As Professor Wamue-Ngare described: ‘When we launched it we were joined by many representatives from other universities across the country, and they were asking a lot of questions about it, wondering whether it can be applicable to other universities. There was a lot of hope, and my Vice Chancellor is very excited with the initiative.’
Kenyatta University is a proud champion of HeForShe, the United Nations global solidarity movement for gender equality. Professor Wamue-Ngare shared details of the app at a recent HeForShe forum meeting, where it was also met with praise.
Describing the ACU gender grant as ‘a golden opportunity’ to utilise modern technology to address SGBV, Professor Wamue-Ngare is delighted that the university management shared her vision and enthusiasm for the project.
‘To have delivered this to the university gives me a lot of fulfilment because I’m passionate about addressing SGBV. I am a survivor of it, and I would hate anybody to go through what I went through. I believe if we could transform the life of only one girl or one boy in the university, then we have done something.’
The Kenyatta University SGBV Reporting App is available to download on Android. The App launched 21 June 2020 and has had 50,000+ downloads to date.
For more than 30 years, the ACU has worked to address gender issues – such as championing women in leadership and combating sexual violence on campus – in partnership with our member universities.

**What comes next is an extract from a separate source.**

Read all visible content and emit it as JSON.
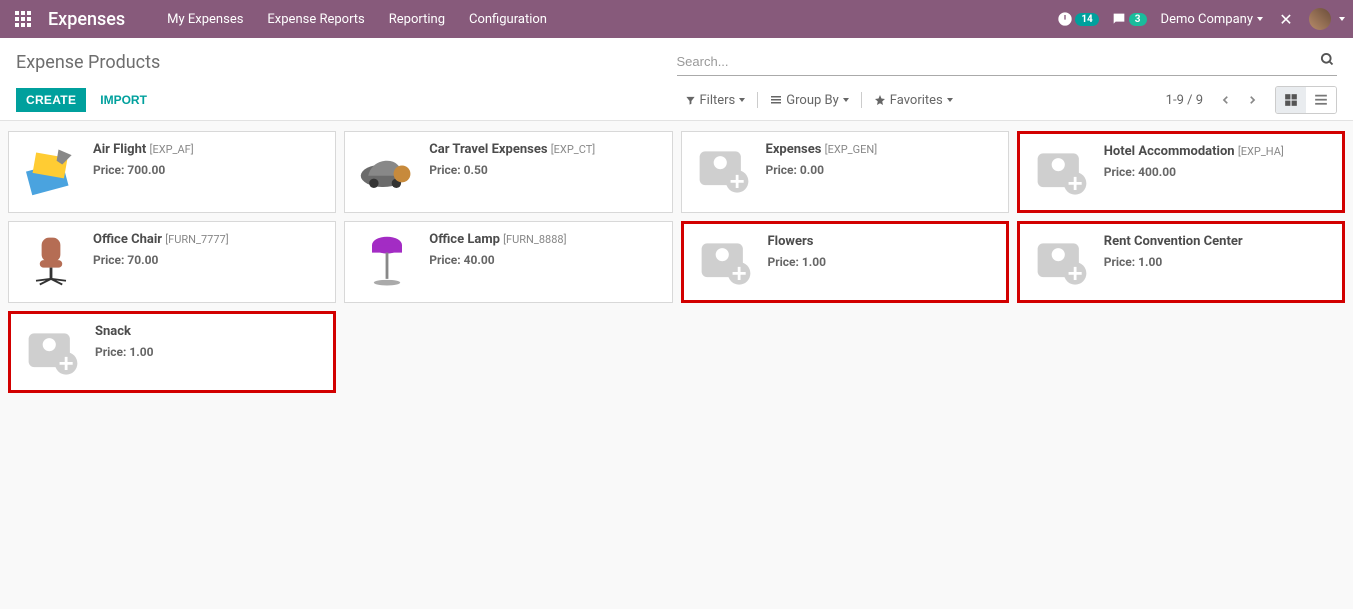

Our annual ACU Gender Grants help our members to meet the costs of organising projects promoting gender equity and equality in their institutions. The grants can be used for a diverse range of projects, workshops, and events in areas such as supporting women in leadership, science and research; mainstreaming gender equity into the curriculum and developing anti-sexual harassment initiatives.